Problem to work on: The records should be written out in full, with nothing altered.
═══ Material for this exercise
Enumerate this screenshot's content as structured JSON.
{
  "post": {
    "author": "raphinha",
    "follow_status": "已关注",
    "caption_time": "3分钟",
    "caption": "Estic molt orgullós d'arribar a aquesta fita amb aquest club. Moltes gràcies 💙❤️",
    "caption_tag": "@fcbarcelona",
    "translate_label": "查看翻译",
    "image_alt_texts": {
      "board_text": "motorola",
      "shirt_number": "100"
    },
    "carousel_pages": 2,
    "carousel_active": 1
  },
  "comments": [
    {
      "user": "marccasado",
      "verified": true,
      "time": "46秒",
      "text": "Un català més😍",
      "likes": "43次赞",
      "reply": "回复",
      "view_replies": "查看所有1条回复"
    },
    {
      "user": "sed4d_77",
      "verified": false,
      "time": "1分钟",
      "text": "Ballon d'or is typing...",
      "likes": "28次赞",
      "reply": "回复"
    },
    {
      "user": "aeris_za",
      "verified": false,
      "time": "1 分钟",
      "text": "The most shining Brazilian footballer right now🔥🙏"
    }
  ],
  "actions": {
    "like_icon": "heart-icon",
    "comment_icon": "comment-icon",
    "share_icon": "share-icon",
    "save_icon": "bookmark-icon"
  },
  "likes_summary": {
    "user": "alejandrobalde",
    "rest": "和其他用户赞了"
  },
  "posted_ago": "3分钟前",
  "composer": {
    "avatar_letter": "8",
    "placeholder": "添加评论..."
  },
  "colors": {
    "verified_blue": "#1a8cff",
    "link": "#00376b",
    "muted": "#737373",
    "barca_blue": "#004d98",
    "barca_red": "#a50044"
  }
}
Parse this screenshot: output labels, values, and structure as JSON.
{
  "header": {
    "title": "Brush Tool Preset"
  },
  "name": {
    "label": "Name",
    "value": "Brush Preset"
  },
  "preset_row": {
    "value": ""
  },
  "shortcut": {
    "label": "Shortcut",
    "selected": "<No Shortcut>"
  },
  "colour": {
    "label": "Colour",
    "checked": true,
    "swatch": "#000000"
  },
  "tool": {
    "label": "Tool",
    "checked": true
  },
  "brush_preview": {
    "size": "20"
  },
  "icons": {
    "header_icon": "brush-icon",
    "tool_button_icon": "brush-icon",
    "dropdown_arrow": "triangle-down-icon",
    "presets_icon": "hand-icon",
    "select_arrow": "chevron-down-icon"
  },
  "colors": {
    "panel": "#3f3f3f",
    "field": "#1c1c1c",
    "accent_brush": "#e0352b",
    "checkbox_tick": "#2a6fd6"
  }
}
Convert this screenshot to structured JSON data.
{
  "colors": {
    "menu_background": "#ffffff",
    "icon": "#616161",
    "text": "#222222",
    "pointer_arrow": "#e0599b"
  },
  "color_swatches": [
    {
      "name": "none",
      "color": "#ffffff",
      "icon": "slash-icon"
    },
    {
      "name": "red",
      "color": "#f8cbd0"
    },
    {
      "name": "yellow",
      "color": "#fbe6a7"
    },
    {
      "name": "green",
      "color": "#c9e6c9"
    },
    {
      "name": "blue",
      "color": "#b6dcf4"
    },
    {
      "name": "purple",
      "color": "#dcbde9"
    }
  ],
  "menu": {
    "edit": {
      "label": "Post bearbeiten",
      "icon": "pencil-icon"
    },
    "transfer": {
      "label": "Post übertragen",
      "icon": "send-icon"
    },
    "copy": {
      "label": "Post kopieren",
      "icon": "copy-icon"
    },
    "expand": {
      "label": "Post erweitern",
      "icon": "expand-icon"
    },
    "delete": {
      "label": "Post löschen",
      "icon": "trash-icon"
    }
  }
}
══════
Task output:
Enumerate this screenshot's content as structured JSON.
{
  "post": {
    "author": "raphinha",
    "follow_status": "已关注",
    "caption_time": "3分钟",
    "caption": "Estic molt orgullós d'arribar a aquesta fita amb aquest club. Moltes gràcies 💙❤️",
    "caption_tag": "@fcbarcelona",
    "translate_label": "查看翻译",
    "image_alt_texts": {
      "board_text": "motorola",
      "shirt_number": "100"
    },
    "carousel_pages": 2,
    "carousel_active": 1
  },
  "comments": [
    {
      "user": "marccasado",
      "verified": true,
      "time": "46秒",
      "text": "Un català més😍",
      "likes": "43次赞",
      "reply": "回复",
      "view_replies": "查看所有1条回复"
    },
    {
      "user": "sed4d_77",
      "verified": false,
      "time": "1分钟",
      "text": "Ballon d'or is typing...",
      "likes": "28次赞",
      "reply": "回复"
    },
    {
      "user": "aeris_za",
      "verified": false,
      "time": "1 分钟",
      "text": "The most shining Brazilian footballer right now🔥🙏"
    }
  ],
  "actions": {
    "like_icon": "heart-icon",
    "comment_icon": "comment-icon",
    "share_icon": "share-icon",
    "save_icon": "bookmark-icon"
  },
  "likes_summary": {
    "user": "alejandrobalde",
    "rest": "和其他用户赞了"
  },
  "posted_ago": "3分钟前",
  "composer": {
    "avatar_letter": "8",
    "placeholder": "添加评论..."
  },
  "colors": {
    "verified_blue": "#1a8cff",
    "link": "#00376b",
    "muted": "#737373",
    "barca_blue": "#004d98",
    "barca_red": "#a50044"
  }
}
Parse this screenshot: output labels, values, and structure as JSON.
{
  "header": {
    "title": "Brush Tool Preset"
  },
  "name": {
    "label": "Name",
    "value": "Brush Preset"
  },
  "preset_row": {
    "value": ""
  },
  "shortcut": {
    "label": "Shortcut",
    "selected": "<No Shortcut>"
  },
  "colour": {
    "label": "Colour",
    "checked": true,
    "swatch": "#000000"
  },
  "tool": {
    "label": "Tool",
    "checked": true
  },
  "brush_preview": {
    "size": "20"
  },
  "icons": {
    "header_icon": "brush-icon",
    "tool_button_icon": "brush-icon",
    "dropdown_arrow": "triangle-down-icon",
    "presets_icon": "hand-icon",
    "select_arrow": "chevron-down-icon"
  },
  "colors": {
    "panel": "#3f3f3f",
    "field": "#1c1c1c",
    "accent_brush": "#e0352b",
    "checkbox_tick": "#2a6fd6"
  }
}
Convert this screenshot to structured JSON data.
{
  "colors": {
    "menu_background": "#ffffff",
    "icon": "#616161",
    "text": "#222222",
    "pointer_arrow": "#e0599b"
  },
  "color_swatches": [
    {
      "name": "none",
      "color": "#ffffff",
      "icon": "slash-icon"
    },
    {
      "name": "red",
      "color": "#f8cbd0"
    },
    {
      "name": "yellow",
      "color": "#fbe6a7"
    },
    {
      "name": "green",
      "color": "#c9e6c9"
    },
    {
      "name": "blue",
      "color": "#b6dcf4"
    },
    {
      "name": "purple",
      "color": "#dcbde9"
    }
  ],
  "menu": {
    "edit": {
      "label": "Post bearbeiten",
      "icon": "pencil-icon"
    },
    "transfer": {
      "label": "Post übertragen",
      "icon": "send-icon"
    },
    "copy": {
      "label": "Post kopieren",
      "icon": "copy-icon"
    },
    "expand": {
      "label": "Post erweitern",
      "icon": "expand-icon"
    },
    "delete": {
      "label": "Post löschen",
      "icon": "trash-icon"
    }
  }
}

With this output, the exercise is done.